_PROBLEM DESCRIPTION_
The lines to copy from the data below are those that hold the string "class".

_Entries from a dataset of interfaces_
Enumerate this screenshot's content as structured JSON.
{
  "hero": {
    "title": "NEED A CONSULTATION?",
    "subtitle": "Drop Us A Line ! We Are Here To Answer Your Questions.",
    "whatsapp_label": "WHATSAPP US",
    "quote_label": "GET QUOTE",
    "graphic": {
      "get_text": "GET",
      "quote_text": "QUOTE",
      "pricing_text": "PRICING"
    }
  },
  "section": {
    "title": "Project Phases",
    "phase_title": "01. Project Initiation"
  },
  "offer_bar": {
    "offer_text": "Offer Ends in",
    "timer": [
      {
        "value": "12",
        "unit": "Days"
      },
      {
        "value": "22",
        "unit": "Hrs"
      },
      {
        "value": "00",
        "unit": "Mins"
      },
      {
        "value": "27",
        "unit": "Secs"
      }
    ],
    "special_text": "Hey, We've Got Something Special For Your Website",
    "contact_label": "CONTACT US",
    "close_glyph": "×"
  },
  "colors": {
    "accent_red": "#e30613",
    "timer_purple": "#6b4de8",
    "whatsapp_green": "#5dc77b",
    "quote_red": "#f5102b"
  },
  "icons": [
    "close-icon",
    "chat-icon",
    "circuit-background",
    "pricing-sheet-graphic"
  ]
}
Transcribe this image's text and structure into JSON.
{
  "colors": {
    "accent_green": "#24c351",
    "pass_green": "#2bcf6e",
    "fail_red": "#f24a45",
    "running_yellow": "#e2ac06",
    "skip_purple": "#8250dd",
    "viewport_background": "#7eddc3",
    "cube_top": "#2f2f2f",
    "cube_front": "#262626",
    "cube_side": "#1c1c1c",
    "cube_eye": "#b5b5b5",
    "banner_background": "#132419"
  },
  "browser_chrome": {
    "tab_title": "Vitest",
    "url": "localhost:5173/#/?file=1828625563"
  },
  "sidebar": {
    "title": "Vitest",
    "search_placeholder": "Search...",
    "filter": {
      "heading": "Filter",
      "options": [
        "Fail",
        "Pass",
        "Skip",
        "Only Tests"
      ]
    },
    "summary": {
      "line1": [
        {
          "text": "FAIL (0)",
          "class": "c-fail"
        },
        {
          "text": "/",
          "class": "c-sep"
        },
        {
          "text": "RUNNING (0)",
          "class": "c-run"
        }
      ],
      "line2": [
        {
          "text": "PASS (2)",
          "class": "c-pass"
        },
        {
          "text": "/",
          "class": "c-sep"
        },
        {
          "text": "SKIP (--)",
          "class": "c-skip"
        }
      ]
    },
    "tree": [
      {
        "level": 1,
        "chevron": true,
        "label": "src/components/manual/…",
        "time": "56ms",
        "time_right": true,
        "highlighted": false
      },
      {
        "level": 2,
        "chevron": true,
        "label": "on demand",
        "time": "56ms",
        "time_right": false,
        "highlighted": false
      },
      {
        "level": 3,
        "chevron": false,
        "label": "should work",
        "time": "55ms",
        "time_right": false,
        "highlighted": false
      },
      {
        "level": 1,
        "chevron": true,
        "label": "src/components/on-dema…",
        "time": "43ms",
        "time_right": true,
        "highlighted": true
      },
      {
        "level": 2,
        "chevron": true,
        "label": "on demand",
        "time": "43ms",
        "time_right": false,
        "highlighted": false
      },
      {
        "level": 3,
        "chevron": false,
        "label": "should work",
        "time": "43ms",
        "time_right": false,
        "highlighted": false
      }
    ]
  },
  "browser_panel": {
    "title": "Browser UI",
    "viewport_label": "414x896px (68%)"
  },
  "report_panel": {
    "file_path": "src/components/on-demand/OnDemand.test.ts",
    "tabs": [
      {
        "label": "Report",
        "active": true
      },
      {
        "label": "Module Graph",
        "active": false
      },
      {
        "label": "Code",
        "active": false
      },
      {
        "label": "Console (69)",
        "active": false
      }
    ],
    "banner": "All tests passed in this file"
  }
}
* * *
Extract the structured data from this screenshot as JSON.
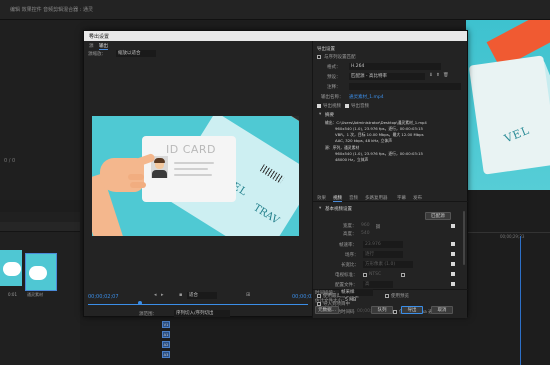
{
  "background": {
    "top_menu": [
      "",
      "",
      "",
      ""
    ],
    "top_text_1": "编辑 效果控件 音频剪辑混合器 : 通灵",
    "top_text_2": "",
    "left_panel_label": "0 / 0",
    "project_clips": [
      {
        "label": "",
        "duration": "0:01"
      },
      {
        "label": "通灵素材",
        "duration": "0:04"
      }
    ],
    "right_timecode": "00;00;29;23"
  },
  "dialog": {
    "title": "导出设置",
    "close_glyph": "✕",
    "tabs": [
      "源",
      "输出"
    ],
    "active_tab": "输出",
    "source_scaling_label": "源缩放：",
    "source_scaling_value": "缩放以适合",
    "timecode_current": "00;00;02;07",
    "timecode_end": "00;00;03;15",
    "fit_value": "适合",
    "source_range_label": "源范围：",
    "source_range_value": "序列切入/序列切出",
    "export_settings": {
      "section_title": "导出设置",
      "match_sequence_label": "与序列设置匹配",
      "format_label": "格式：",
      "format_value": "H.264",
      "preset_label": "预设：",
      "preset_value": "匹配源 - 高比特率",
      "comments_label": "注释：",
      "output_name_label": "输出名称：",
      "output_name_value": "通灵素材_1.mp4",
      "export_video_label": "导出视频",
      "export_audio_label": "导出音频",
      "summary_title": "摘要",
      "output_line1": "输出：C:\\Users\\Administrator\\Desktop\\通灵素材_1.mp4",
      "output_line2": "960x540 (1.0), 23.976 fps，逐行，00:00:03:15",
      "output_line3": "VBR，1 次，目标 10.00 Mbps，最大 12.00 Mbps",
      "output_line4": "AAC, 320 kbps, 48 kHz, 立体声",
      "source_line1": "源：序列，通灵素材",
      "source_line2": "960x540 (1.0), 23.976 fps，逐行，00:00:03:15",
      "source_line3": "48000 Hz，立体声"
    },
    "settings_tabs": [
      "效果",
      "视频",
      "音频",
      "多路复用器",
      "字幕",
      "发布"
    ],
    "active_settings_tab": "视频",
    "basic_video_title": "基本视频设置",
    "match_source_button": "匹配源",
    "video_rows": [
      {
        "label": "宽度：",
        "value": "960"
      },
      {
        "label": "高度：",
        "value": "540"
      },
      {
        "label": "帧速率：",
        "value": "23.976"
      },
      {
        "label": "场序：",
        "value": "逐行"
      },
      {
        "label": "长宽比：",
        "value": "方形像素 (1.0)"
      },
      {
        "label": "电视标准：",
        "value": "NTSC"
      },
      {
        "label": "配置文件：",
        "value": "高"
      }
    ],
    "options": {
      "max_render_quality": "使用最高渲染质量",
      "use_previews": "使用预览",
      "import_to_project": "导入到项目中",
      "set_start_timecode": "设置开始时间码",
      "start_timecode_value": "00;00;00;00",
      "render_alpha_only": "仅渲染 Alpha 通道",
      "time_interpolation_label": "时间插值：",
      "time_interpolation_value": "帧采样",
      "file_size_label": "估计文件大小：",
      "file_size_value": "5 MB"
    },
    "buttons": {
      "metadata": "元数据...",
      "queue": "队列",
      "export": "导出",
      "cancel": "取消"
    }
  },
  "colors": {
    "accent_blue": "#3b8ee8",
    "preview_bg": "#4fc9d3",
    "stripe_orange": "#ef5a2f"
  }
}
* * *
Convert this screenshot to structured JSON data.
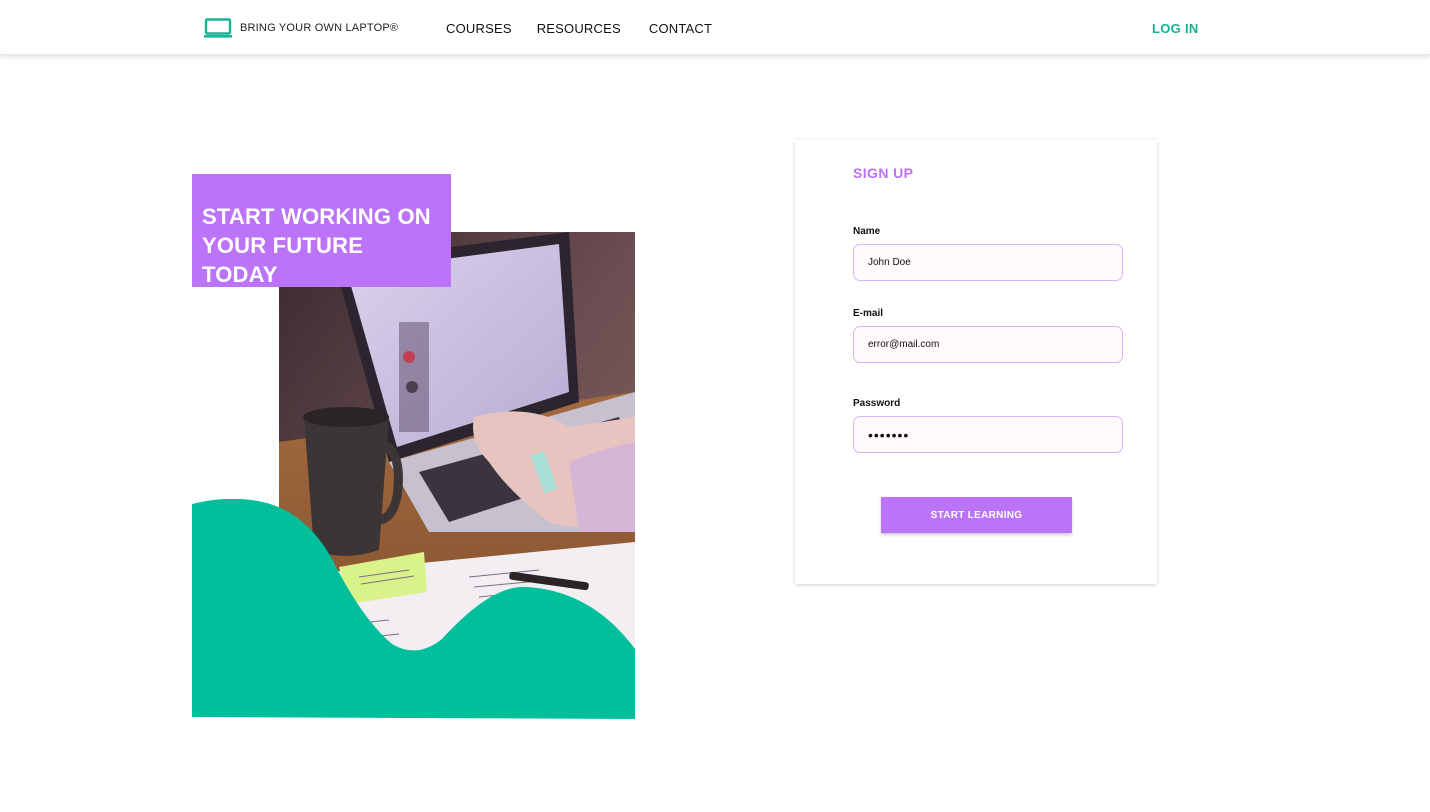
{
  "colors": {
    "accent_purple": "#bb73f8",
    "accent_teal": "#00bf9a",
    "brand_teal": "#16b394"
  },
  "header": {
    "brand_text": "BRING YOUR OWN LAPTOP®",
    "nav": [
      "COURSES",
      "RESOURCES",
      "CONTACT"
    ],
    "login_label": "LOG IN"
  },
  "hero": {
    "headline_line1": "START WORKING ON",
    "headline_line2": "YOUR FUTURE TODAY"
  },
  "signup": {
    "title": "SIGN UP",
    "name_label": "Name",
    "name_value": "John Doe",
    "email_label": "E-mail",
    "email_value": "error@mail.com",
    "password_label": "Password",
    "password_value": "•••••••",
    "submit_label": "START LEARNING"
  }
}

_SOLUTION TO THE EXERCISE_
          "class": "c-fail"
          "class": "c-sep"
          "class": "c-run"
          "class": "c-pass"
          "class": "c-sep"
          "class": "c-skip"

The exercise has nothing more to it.